WHERE TO GO
CENTRAL The middle of the UK is an overlooked gem. The bleak marshes and fenlands of the East contrast with the rolling hills of the Cotswolds and the industrial heritage of the Midlands. Explore the country’s heritage and find peace in her gentle countryside.
Just getting to Orford Ness National Nature Reserve (nationaltrust. org.uk/orford-nessnational-naturereserve) is an adventure; you cross a small sound by boat. It’s a wild, wind-whipped place; a shingle spit dotted with curious buildings left over from the atomic testing programme, many that you can explore,
DOVEDALE - PEAK DISTRICT
climb and go inside to find out more. Some of the structures are still shrouded in mystery, and the history of the adjacent, huge, Cobra Mist radar station is fascinating – read up before you visit. Take a trail across the Reserve to spot migrating birds, sea peas clinging to the stones, Chinese water deer, brown hares and birds of prey, or throw pebbles into the North sea.

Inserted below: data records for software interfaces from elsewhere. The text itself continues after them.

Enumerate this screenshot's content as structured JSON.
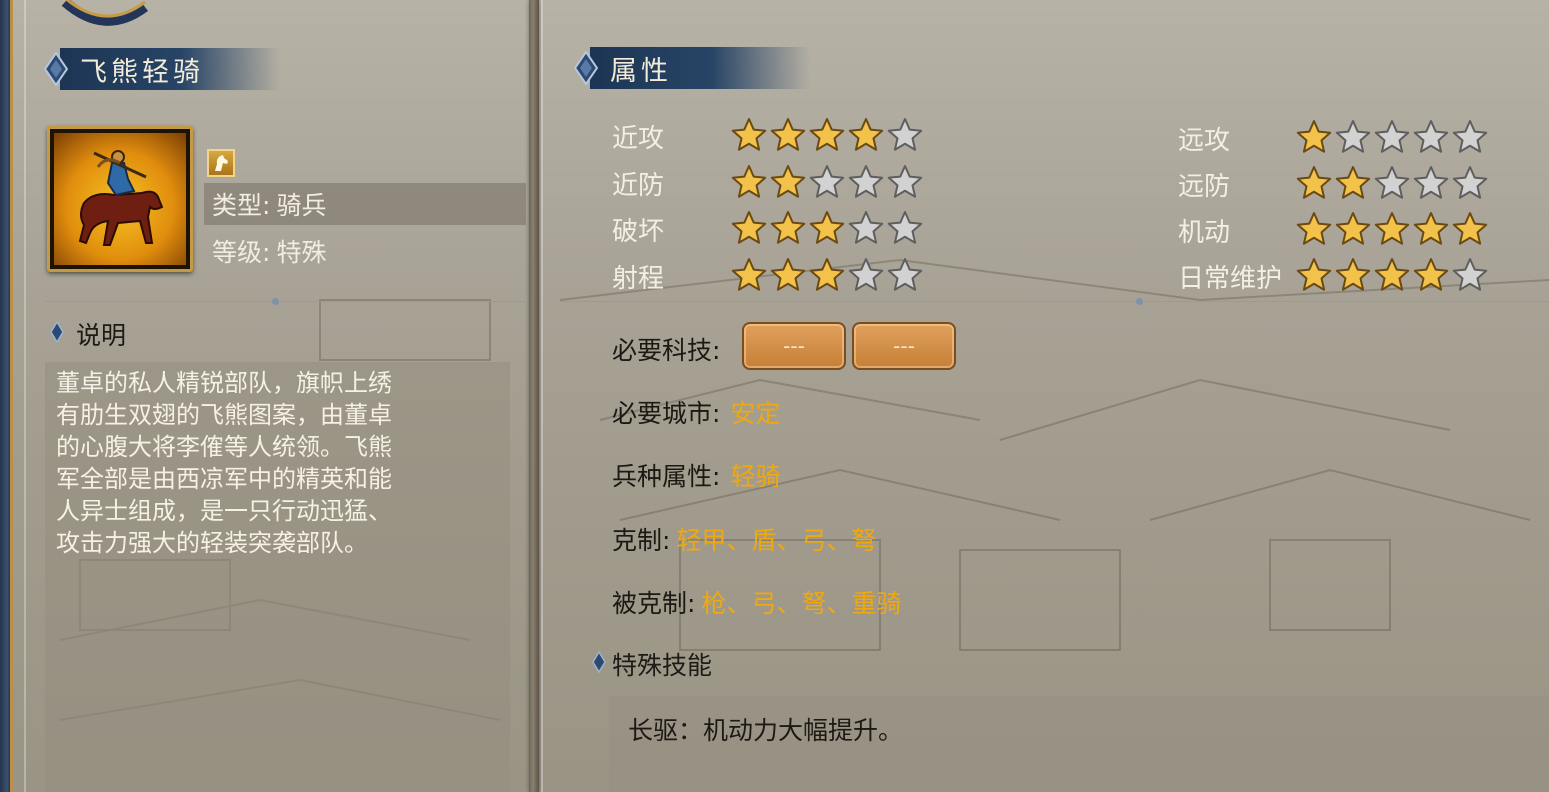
{
  "colors": {
    "accent_value": "#efa810",
    "title_bar": "#1d3554",
    "star_filled": "#f2c24b",
    "star_empty": "#d2d2d2",
    "tech_button": "#c67f36"
  },
  "unit": {
    "name": "飞熊轻骑",
    "class_icon": "horse-head-icon",
    "type_label": "类型:",
    "type_value": "骑兵",
    "grade_label": "等级:",
    "grade_value": "特殊"
  },
  "description": {
    "header": "说明",
    "text": "董卓的私人精锐部队，旗帜上绣\n有肋生双翅的飞熊图案，由董卓\n的心腹大将李傕等人统领。飞熊\n军全部是由西凉军中的精英和能\n人异士组成，是一只行动迅猛、\n攻击力强大的轻装突袭部队。"
  },
  "attributes": {
    "header": "属性",
    "max_stars": 5,
    "stats": [
      {
        "label": "近攻",
        "stars": 4
      },
      {
        "label": "近防",
        "stars": 2
      },
      {
        "label": "破坏",
        "stars": 3
      },
      {
        "label": "射程",
        "stars": 3
      },
      {
        "label": "远攻",
        "stars": 1
      },
      {
        "label": "远防",
        "stars": 2
      },
      {
        "label": "机动",
        "stars": 5
      },
      {
        "label": "日常维护",
        "stars": 4
      }
    ]
  },
  "requirements": {
    "tech_label": "必要科技:",
    "tech_slots": [
      "---",
      "---"
    ],
    "city_label": "必要城市:",
    "city_value": "安定",
    "troop_attr_label": "兵种属性:",
    "troop_attr_value": "轻骑",
    "counters_label": "克制:",
    "counters_value": "轻甲、盾、弓、弩",
    "countered_by_label": "被克制:",
    "countered_by_value": "枪、弓、弩、重骑"
  },
  "special_skill": {
    "header": "特殊技能",
    "text": "长驱：机动力大幅提升。"
  }
}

The Peak District is a quietly excellent place for family holidays; heart-soaring scenery, plenty of things to do with kids, and a friendly welcome. Dovedale (nationaltrust.org.uk/ ilam-park-dovedaleand-the-white-peak) is a nature-packed place for an easy family day out. Walk across the 19th century stepping stones, spot the fossils in the craggy Lovers Leap, and take in some truly spectacular views. There are caves, and arches formed from erosion, in the gorge – more adventurous families might try rock climbing, those without equipment can ascend Thorpe Cloud to be rewarded with a marvellous view. The deep limestone gorge is home to lots of shallow pools – cool off your sore walking feet with a paddle at the end of the day.
RE-CHALKING THE WHITE HORSE

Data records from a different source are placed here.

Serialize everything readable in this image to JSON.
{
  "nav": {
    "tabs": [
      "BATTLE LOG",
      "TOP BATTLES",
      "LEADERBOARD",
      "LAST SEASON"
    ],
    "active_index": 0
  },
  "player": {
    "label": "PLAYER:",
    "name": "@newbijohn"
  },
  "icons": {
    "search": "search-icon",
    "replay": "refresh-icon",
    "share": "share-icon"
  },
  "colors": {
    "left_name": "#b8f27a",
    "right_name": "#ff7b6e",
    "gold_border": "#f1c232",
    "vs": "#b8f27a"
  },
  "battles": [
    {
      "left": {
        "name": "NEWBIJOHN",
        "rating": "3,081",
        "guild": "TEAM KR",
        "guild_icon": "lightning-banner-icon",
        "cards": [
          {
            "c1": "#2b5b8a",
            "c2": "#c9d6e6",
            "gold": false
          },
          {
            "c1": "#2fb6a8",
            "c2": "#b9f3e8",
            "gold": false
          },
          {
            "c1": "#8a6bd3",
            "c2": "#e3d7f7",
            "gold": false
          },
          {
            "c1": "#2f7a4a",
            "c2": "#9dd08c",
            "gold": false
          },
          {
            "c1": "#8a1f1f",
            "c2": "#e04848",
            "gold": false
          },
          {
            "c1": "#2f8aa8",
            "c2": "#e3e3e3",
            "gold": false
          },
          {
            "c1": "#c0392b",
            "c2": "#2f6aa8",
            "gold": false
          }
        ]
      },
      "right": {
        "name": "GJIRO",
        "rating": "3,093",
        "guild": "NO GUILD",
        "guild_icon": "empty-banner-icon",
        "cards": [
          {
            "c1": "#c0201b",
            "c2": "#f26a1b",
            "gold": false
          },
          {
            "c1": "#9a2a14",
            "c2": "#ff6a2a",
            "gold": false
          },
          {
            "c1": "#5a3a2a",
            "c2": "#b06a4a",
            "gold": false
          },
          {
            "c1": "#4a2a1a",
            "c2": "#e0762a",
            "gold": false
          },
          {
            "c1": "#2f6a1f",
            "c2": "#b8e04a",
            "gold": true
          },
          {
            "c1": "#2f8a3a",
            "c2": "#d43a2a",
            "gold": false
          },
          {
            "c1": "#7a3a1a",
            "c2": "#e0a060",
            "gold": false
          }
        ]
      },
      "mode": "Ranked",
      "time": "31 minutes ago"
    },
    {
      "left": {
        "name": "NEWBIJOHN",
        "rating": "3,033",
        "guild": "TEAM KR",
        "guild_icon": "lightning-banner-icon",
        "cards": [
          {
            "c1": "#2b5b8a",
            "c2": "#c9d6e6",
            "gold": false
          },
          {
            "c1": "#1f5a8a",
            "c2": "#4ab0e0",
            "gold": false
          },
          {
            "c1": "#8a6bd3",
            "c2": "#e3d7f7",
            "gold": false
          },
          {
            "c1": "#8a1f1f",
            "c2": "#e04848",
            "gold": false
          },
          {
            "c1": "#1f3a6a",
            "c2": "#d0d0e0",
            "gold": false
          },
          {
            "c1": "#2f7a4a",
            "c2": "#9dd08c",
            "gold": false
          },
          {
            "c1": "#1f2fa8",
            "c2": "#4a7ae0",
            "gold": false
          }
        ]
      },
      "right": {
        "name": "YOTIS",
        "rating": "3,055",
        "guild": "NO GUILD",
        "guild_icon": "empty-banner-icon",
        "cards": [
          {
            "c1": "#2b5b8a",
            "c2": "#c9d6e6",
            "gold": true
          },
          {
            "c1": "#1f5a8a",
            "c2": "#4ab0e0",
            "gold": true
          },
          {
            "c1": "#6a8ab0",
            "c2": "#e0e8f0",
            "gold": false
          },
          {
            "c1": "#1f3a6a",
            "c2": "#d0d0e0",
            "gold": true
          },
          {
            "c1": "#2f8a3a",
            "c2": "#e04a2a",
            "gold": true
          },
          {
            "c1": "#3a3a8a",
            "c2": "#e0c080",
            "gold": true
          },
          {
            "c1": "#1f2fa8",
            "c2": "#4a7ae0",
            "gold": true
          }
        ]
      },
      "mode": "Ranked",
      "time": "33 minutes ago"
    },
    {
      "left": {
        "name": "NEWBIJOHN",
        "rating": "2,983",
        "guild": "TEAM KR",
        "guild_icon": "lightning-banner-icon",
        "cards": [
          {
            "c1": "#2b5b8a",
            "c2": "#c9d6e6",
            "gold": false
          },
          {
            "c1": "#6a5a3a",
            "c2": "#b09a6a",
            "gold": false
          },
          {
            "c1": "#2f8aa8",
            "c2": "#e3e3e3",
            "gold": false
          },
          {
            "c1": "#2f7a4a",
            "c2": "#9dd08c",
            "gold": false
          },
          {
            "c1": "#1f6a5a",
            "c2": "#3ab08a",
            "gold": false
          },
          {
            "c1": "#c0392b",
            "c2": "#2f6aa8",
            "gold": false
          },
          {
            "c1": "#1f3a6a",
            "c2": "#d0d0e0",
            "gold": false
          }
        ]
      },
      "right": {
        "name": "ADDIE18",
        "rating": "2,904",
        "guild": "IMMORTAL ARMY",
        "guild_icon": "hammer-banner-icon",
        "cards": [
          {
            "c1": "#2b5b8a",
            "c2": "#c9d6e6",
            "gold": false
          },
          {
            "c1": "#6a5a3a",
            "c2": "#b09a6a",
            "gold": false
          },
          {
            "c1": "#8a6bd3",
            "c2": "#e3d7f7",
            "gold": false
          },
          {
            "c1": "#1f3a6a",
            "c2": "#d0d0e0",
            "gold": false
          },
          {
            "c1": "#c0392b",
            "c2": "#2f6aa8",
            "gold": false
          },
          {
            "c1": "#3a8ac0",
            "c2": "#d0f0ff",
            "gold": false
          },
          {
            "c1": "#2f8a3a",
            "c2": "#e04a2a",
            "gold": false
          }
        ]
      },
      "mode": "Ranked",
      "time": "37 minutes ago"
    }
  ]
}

If it’s space you’re after, it doesn’t get much airier than White Horse Hill (nationaltrust.org. uk/white-horse-hill) in Oxfordshire. The most rolling of rolling countrysides come to a gentle peak here, with views across six counties. Even on a still day, you’ll find a gentle breeze – bring your kite and watch it soar. Climb the hill to look at the prehistoric white horse carved into the grass – it’s a special, sacred-feeling place, even if we don’t have a clue why it was created. Make the most of the hill by tumbling down to the bottom of it, or neighbouring Dragon Hill, said to be where St George slew his dragon. If the horse has put you into the mood for more ancient history, walk a mile to the west to Wayland’s Smithy, a neolithic long barrow and tomb.
FAMILY HOLIDAY GUIDE 2016